------ Records shown

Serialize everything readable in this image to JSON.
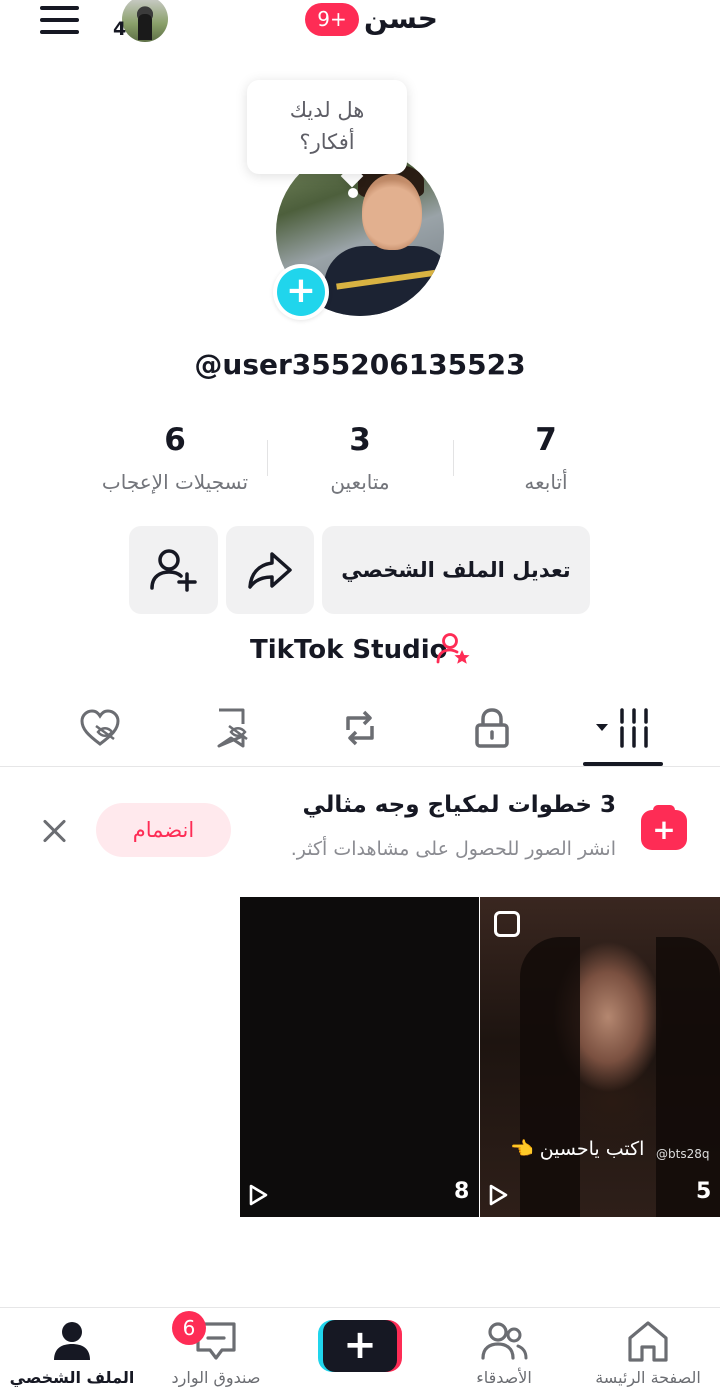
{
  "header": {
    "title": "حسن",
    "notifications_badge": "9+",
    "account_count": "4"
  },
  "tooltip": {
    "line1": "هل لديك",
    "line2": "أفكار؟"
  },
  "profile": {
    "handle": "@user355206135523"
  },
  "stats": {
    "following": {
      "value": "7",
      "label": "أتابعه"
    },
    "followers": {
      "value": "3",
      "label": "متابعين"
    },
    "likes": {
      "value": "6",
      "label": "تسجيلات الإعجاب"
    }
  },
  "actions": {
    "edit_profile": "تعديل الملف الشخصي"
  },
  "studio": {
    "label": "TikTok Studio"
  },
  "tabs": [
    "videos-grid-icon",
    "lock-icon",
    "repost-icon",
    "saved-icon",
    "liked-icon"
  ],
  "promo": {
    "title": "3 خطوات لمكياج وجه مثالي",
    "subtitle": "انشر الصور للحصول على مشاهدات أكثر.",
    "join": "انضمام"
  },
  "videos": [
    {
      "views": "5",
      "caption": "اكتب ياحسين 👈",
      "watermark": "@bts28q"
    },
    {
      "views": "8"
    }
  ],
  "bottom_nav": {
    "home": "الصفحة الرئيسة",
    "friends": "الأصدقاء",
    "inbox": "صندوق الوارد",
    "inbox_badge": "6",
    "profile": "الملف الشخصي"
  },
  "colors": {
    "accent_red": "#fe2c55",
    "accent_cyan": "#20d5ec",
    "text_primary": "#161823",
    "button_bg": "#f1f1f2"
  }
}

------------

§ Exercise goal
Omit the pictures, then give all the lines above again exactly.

§ Output below
Serialize everything readable in this image to JSON.
{
  "header": {
    "title": "حسن",
    "notifications_badge": "9+",
    "account_count": "4"
  },
  "tooltip": {
    "line1": "هل لديك",
    "line2": "أفكار؟"
  },
  "profile": {
    "handle": "@user355206135523"
  },
  "stats": {
    "following": {
      "value": "7",
      "label": "أتابعه"
    },
    "followers": {
      "value": "3",
      "label": "متابعين"
    },
    "likes": {
      "value": "6",
      "label": "تسجيلات الإعجاب"
    }
  },
  "actions": {
    "edit_profile": "تعديل الملف الشخصي"
  },
  "studio": {
    "label": "TikTok Studio"
  },
  "tabs": [
    "videos-grid-icon",
    "lock-icon",
    "repost-icon",
    "saved-icon",
    "liked-icon"
  ],
  "promo": {
    "title": "3 خطوات لمكياج وجه مثالي",
    "subtitle": "انشر الصور للحصول على مشاهدات أكثر.",
    "join": "انضمام"
  },
  "videos": [
    {
      "views": "5",
      "caption": "اكتب ياحسين 👈",
      "watermark": "@bts28q"
    },
    {
      "views": "8"
    }
  ],
  "bottom_nav": {
    "home": "الصفحة الرئيسة",
    "friends": "الأصدقاء",
    "inbox": "صندوق الوارد",
    "inbox_badge": "6",
    "profile": "الملف الشخصي"
  },
  "colors": {
    "accent_red": "#fe2c55",
    "accent_cyan": "#20d5ec",
    "text_primary": "#161823",
    "button_bg": "#f1f1f2"
  }
}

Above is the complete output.